How is carbon black made?

Carbon black is produced by thermal decomposition and pyrolysis of low-value oil residues at high temperatures under controlled process conditions. At Birla Carbon, we produce carbon black in a high temperature reactor through a tightly controlled flame-synthesis process that uses carbon-rich oil residue as feedstock and sometimes natural gas. Our carbon black has real value; it is produced through the conversion of oil residue, which would otherwise have limited usage and would be disposed of.

Zero hunger

In its use in farming, including improved irrigation, carbon black helps more efficient agriculture.

Decent work and economic growth

Carbon black ensures greater resource efficiency, which in turn promotes economic growth.

Industry, innovation and infrastructure

Our product helps by supporting the development of quality, reliable, sustainable and resilient infrastructure, and in the promotion of inclusive and sustainable industrialization.

Reduced inequalities

Carbon black plays an important role in technology, giving people greater access to transport and communication.
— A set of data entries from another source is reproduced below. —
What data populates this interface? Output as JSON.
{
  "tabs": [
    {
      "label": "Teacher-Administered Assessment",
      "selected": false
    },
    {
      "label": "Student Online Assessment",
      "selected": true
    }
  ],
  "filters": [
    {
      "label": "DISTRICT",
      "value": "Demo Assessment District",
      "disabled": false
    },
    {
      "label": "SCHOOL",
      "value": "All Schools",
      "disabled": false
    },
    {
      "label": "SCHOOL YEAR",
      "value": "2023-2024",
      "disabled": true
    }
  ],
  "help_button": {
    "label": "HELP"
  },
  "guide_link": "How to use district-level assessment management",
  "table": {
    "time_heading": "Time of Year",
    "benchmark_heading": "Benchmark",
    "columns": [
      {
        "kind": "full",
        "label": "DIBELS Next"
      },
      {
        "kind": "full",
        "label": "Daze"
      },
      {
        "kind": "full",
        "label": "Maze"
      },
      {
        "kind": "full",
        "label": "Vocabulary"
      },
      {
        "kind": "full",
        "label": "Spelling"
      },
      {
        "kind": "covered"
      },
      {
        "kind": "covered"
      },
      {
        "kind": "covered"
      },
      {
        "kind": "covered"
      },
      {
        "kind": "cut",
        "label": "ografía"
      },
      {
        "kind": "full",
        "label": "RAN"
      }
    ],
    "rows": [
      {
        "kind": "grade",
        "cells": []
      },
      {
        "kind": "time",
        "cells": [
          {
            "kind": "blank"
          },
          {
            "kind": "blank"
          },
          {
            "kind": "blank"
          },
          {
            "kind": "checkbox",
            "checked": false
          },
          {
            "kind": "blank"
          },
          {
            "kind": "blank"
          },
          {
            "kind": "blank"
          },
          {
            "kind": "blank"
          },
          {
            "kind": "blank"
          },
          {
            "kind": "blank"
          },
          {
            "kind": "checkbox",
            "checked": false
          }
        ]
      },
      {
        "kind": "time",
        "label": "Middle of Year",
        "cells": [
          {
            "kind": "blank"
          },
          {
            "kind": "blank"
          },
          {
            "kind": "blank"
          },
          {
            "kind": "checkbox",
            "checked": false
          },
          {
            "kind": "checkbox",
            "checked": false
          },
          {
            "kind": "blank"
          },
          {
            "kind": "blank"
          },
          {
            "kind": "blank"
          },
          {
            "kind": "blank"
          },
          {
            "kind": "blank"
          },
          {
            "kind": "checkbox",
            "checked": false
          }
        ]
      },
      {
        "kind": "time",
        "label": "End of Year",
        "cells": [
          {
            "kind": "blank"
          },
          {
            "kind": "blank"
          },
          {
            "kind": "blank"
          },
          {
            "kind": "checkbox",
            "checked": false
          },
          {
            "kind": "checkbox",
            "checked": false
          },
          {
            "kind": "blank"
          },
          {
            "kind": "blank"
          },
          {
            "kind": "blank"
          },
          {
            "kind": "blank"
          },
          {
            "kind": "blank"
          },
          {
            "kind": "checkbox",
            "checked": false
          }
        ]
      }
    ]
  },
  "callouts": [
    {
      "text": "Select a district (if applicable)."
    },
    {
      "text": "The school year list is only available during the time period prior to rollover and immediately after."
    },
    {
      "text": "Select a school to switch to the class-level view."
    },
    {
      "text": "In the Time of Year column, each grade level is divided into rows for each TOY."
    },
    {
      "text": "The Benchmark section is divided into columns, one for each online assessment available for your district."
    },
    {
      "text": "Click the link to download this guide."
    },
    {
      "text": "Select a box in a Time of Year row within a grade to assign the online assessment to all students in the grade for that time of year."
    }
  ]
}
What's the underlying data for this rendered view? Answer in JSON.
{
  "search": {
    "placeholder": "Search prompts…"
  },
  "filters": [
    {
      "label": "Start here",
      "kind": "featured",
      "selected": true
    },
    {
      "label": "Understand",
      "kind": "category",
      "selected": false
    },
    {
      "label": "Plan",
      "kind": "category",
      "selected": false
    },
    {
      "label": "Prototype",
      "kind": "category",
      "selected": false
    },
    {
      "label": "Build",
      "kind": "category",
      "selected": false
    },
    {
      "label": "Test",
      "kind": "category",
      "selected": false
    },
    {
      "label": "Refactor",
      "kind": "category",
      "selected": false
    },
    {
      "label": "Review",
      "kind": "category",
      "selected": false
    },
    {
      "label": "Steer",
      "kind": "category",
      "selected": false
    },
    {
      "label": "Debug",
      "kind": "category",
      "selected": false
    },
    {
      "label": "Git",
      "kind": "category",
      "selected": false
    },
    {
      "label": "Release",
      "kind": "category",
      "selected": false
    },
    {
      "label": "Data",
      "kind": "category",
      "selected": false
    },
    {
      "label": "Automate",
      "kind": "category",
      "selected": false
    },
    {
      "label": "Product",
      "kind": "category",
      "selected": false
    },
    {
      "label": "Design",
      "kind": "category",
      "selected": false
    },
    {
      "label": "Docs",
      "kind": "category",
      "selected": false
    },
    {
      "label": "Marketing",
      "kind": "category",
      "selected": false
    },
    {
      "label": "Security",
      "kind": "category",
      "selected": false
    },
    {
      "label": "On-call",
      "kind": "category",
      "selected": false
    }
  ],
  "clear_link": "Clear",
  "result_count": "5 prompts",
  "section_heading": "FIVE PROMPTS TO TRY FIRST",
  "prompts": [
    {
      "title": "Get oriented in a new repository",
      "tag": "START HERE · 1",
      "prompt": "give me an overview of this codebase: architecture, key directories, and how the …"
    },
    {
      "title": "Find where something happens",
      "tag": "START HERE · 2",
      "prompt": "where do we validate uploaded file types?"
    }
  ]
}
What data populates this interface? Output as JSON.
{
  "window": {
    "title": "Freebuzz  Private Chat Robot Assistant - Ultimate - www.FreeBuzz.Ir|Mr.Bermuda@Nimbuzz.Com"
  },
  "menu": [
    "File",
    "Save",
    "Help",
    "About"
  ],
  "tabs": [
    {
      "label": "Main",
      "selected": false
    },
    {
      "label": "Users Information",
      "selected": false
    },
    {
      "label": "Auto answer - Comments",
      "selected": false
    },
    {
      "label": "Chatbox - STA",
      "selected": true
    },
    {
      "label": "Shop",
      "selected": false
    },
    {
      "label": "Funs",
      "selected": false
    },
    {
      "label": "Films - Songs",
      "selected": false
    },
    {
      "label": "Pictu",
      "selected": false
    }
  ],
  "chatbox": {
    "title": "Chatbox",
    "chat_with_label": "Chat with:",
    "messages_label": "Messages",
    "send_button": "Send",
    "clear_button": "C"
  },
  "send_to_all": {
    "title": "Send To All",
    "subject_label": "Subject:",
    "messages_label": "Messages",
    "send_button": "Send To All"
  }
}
It also ensures products that contain it last longer.

Sustainable cities and communities

Carbon black is crucial in the development of safe, affordable, accessible and sustainable transport systems, particularly in terms of its role in tire safety, durability and improved rolling resistance.

Responsible consumption and production

Carbon black helps society become more efficient in its use of resources, facilitating consumption and production.

Partnerships for the goals

We help achieve the goals by working closely with our stakeholders, particularly our customers.

The carbon black manufacturing process

Our six step manufacturing process

Manufacturing Process Nav
  • Carbon extraction, refinement
    and transportation
  • Manufacturing process
  • Transportation to
  • End product
Manufacturing Process
Feedstock Oil

Feedstock oil

To begin the process, preheated air and oil (and sometimes natural gas) are fed to the reactor in tightly controlled amounts.



Inside the reactor, the air and hydrocarbons undergo a complex set of reactions – partial combustion, thermal decomposition, particle nucleation and particle growth/aggregation. These reactions occur in temperatures up to 1,800 degrees Celsius and can take less than 0.01 of a second.

Water injection

Water injection

Water is then injected to stop the reactions by reducing the temperature of the carbon black “smoke” stream leaving the reactor.



This “smoke” stream is then routed to a baghouse that separates the carbon black from the reactor tail gas using hundreds of fabric filter bags. The carbon black is a light, fluffy powder as it exits the baghouse and is transported to an accumulator tank.

Pellet formation

Pellet formation

The carbon black powder is mixed with a binding agent and water in a pelletizer to form pellets, which are then dried in a rotary drier. This process increases its bulk density by up to five times, allowing for more efficient transportation to our customers.

Storage and packaging

Storage and packaging

In a final step, the carbon black pellets are packaged in a variety of containers, ranging from 10 kg paper bags to 60 tonne railroad cars for transportation to our customers.